§ **TASK GOAL**
No pictures should be carried over. Output all other parts of the entries verbatim.
--- DATA PROVIDED Enclosed Below ---
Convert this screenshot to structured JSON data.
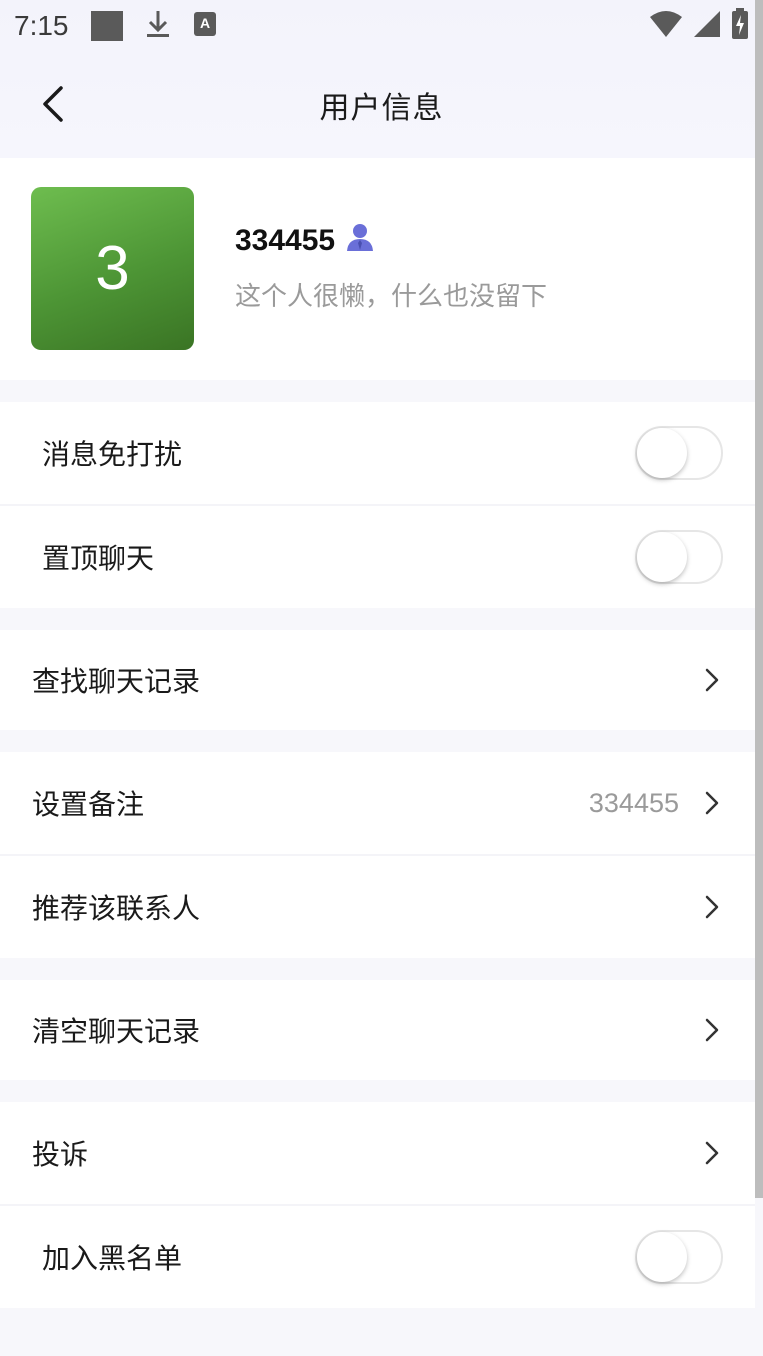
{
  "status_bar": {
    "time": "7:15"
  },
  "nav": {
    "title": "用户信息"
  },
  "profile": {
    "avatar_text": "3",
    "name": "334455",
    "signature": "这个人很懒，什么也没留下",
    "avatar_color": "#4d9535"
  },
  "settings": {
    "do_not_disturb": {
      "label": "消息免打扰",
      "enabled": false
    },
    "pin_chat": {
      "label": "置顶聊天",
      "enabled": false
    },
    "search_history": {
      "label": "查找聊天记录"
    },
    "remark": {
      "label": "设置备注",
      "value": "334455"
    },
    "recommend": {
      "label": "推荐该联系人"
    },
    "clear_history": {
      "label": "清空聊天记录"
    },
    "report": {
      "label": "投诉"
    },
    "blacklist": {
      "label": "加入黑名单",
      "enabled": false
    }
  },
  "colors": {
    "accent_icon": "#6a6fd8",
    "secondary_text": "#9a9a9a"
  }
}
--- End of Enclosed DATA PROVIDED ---
§ **RESULT**
Convert this screenshot to structured JSON data.
{
  "status_bar": {
    "time": "7:15"
  },
  "nav": {
    "title": "用户信息"
  },
  "profile": {
    "avatar_text": "3",
    "name": "334455",
    "signature": "这个人很懒，什么也没留下",
    "avatar_color": "#4d9535"
  },
  "settings": {
    "do_not_disturb": {
      "label": "消息免打扰",
      "enabled": false
    },
    "pin_chat": {
      "label": "置顶聊天",
      "enabled": false
    },
    "search_history": {
      "label": "查找聊天记录"
    },
    "remark": {
      "label": "设置备注",
      "value": "334455"
    },
    "recommend": {
      "label": "推荐该联系人"
    },
    "clear_history": {
      "label": "清空聊天记录"
    },
    "report": {
      "label": "投诉"
    },
    "blacklist": {
      "label": "加入黑名单",
      "enabled": false
    }
  },
  "colors": {
    "accent_icon": "#6a6fd8",
    "secondary_text": "#9a9a9a"
  }
}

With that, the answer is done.